During one memorable sequence, Kelly falls ill before co-moderating a presidential debate. Because this happens while Kelly is caught in a public battle with candidate Trump, Ailes suggests to Kelly that Trump might have arranged to poison Kelly. Setting aside the weird implications of Ailes accusing a personal friend and political ally of a crime, this moment leads to Ailes articulating his profoundly cynical outlook. Kelly opines that the poisoning theory is “crazy.” Ailes’ reply: “It’s only crazy till it happens.”
Portraying unsympathetic characters as paranoid can be a lazy shortcut, but in this case, Randolph based the character trait on extensive research. So instead of merely expressing that Ailes sees the world in terms of me-vs.-them, Randolph suggests something deeper. He implies that Ailes’ use of fear as a propaganda tool is a self-fulfilling prophecy. Did Ailes see enemies everywhere before he built a network designed to convince Republicans they have enemies everywhere, or vice versa? The question is unanswerable, but it’s unnerving to contemplate.
Takeaway: Showing what frightens a character provides fascinating insights.
Eyes of the Beholder
Replicating some of the experiments that Randolph and McKay used for The Big Short, Randolph employs a number of unexpected techniques in Bombshell. Characters break the fourth wall, narration reveals characters’ inner thoughts, and so on. But perhaps the boldest technique in Bombshell involves the wholesale fabrication of a major character within an otherwise fact-based storyline. Given that Randolph had so much real material to work with, why bother inventing Kayla Pospisil?
She serves a number of helpful narrative functions. As mentioned, she is the most powerless Ailes victim in the movie. She also idolizes Carlson and Kelly, since Pospisil aspires to become an on-air personality at Fox News. But most importantly, she is portrayed as someone who loved Fox News from the outside before finding her way in. She is the channel’s audience personified.
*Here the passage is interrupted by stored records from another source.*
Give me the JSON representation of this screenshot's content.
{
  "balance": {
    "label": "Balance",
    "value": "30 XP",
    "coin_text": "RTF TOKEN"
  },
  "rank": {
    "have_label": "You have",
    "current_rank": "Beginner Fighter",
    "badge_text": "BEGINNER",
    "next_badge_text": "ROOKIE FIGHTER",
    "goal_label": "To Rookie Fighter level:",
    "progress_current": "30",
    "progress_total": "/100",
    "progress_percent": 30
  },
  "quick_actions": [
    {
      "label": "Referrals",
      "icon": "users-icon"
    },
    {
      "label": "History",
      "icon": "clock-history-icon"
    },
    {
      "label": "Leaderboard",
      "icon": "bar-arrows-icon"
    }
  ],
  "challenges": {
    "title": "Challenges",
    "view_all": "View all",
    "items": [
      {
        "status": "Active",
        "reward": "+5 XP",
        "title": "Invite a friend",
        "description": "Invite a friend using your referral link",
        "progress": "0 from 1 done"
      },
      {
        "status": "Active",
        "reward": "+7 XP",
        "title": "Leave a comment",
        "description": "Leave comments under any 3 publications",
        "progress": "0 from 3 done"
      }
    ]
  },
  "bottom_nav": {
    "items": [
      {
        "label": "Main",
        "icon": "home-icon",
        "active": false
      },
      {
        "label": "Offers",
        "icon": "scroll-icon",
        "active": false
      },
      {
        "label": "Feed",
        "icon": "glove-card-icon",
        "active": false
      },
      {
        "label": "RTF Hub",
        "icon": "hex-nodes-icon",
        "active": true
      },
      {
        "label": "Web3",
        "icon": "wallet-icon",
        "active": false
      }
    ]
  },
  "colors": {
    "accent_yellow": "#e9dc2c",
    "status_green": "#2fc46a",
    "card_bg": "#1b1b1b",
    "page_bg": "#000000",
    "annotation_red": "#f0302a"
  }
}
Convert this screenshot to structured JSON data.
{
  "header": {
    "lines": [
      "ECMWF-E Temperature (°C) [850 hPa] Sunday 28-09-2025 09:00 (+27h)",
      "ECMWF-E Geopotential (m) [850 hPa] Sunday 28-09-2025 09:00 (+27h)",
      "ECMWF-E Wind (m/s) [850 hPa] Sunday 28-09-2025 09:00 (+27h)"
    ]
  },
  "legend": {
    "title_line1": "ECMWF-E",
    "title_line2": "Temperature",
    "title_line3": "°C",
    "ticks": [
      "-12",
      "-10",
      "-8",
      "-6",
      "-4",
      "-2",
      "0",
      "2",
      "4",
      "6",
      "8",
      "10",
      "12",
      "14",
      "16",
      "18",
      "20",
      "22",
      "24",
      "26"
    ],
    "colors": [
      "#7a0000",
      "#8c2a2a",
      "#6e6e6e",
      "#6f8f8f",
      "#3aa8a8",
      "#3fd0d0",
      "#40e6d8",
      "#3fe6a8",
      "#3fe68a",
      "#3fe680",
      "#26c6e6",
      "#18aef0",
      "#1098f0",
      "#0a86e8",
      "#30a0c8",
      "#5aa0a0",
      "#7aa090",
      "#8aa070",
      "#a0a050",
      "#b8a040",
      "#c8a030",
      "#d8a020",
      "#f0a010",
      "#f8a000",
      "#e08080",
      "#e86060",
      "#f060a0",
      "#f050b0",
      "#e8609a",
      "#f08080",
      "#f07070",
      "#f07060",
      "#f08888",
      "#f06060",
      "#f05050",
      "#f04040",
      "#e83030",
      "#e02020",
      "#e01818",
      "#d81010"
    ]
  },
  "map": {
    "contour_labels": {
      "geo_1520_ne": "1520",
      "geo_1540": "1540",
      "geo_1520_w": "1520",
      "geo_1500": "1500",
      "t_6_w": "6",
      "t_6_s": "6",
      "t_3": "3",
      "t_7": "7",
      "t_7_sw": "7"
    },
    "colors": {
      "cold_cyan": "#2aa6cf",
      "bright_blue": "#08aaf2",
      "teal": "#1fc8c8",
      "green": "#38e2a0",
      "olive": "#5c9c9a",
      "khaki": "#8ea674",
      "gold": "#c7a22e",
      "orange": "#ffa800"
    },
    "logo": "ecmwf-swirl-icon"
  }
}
Randolph sets up that Pospisil comes from a Fox News-loving household, and that her sociopolitical ideology overlaps with the channel’s bias. She loves the church and the Republican party, not necessarily in that order. When Pospisil arrives at Fox News full of ambition and enthusiasm, she believes that advancing her career is also a means of honoring her belief system. Therefore, once Pospisil discovers that Ailes uses his power to gain sexual favors, the discovery rattles her deeply. She’s not just disappointed in an individual—she’s disappointed in an institution.
Seen in this light, the foremost utility of the Pospisil character is that she provides the blank-slate perspective of the audience, which is such a classic screenwriting technique that it’s a staple of most features and TV shows about workplaces. By definition, a newcomer enters a workplace unaware of hidden agendas and office politics, so the process of learning about those things provides a natural arc. Upon learning that a workplace is toxic, does the newcomer try to force change from within, or does the newcomer flee? As Bombshell demonstrates, the resolution of that dilemma can be the springboard for a satisfying ending.
Takeaway: The unvarnished viewpoint of a newly arrived character is a helpful device when telling a story about a complicated institution.
Written by: Peter HansonPeter Hanson is a Los Angeles-based writer, filmmaker and teacher. He directed the screenwriting documentary Tales from the Script, and he teaches at Pepperdine University and UCLA Extension. He provides script consulting at www.GrandRiverFilms.com.